Between 1854 and 1876, Benedict and his wife, Mathilde, had four children: Bernhard, Ida, Fritz, and Otto. But census records indicate that only the eldest son Bernhard, his wife, Hermine, and their three sons -- Bruno, Alfred, and Richard -- remained in the family house in Bennisch after 1880. The records also indicate Bernhard took over his father's job as master at the local brewery.
Jiri Stibor, chief archivist for the Opava region, where Horni Benesov's records are kept, said the records seemed to indicate that both Otto and Fritz, and perhaps other members of the family, moved out of Horni Benesov, possibly to Vienna, around that time.
In 1887, Otto, the youngest of Benedict's children, changed his name to Kerry and converted to Roman Catholicism. In 1901, Fritz did the same thing.
The family members who remained in Horni Benesov also appeared to be renouncing their Judaism. Bernhard's sons Bruno and Alfred both had their names removed from the town's Jewish records, in 1904 and 1914, respectively, indicating that they had left the faith.
Moreover, in 1911, Bernhard Kohn's youngest son, Richard, changed his last name to Keri -- although it is unclear why he chose a different spelling.
"Richard had to be corresponding with Fritz or Otto at this time," said Stibor, the archivist.
At the time when Richard Kohn changed his name to Keri, Fritz Kohn -- now Fredrick Kerry -- and his wife, Ida, were already in the United States, where in 1915, John Kerry's father, Richard, was born.
In the early 20th century, as the Kohn family was reinventing itself on both sides of the Atlantic, the Austro-Hungarian Empire was crumbling under the weight of the nationalism that would eventually lead to World War I.
After the war, the empire broke up and Bennisch -- now known by the Czech name Horni Benesov -- found itself inside the newly formed country of Czechoslovakia. The town continued to be populated mostly by ethnic Germans, and most of the Jews in the area moved to cities.
During World War II and the 1939-1945 Nazi occupation of Czechoslovakia, most of the remaining Jews in the area were either killed in the Holocaust or immigrated. After the war, the Czechoslovak government ordered the deportation of 2.9 million Germans, stripping them of their citizenship and seizing their property in retaliation for their support for the Third Reich.
With the expulsion of the Germans, the Czechs and Slovaks moved in, and after the 1948 communist takeover of Czechoslovakia, the area, which had been agricultural, industrialized rapidly.
In 1989, the Velvet Revolution ended communism. Four years later, the so-called Velvet Divorce split Czechoslovakia into the Czech Republic and Slovakia. Since then, Horni Benesov has suffered severe hardship as factories and mills have struggled. Unemployment is at 17 percent, public services are faltering, and the facades on many buildings are crumbling.

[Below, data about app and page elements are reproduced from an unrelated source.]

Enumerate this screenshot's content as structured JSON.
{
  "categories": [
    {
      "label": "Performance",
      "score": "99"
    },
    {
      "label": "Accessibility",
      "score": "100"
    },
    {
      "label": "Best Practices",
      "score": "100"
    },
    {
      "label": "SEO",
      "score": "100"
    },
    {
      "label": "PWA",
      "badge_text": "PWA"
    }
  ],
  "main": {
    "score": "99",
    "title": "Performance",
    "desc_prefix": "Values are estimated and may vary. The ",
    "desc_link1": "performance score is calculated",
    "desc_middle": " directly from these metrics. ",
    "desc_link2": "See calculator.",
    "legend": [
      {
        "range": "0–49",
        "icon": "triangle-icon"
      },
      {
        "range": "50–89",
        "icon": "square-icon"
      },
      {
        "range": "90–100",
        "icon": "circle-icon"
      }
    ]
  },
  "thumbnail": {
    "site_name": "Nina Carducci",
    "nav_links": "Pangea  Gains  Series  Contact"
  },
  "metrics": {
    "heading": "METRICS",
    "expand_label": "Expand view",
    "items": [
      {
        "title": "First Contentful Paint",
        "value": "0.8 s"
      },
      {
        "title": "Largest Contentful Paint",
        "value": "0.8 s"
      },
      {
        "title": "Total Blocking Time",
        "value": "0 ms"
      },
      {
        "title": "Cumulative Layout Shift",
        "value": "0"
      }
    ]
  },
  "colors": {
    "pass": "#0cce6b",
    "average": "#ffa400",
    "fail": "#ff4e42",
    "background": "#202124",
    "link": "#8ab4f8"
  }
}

Locals warily hope that Kerry's rise, and Horni Benesov's new status, might translate into investment, tourism, perhaps renewal.
"The city might wake up," said Jana Branisova, 30, a clerk in a local supermarket. "Some good things might happen here."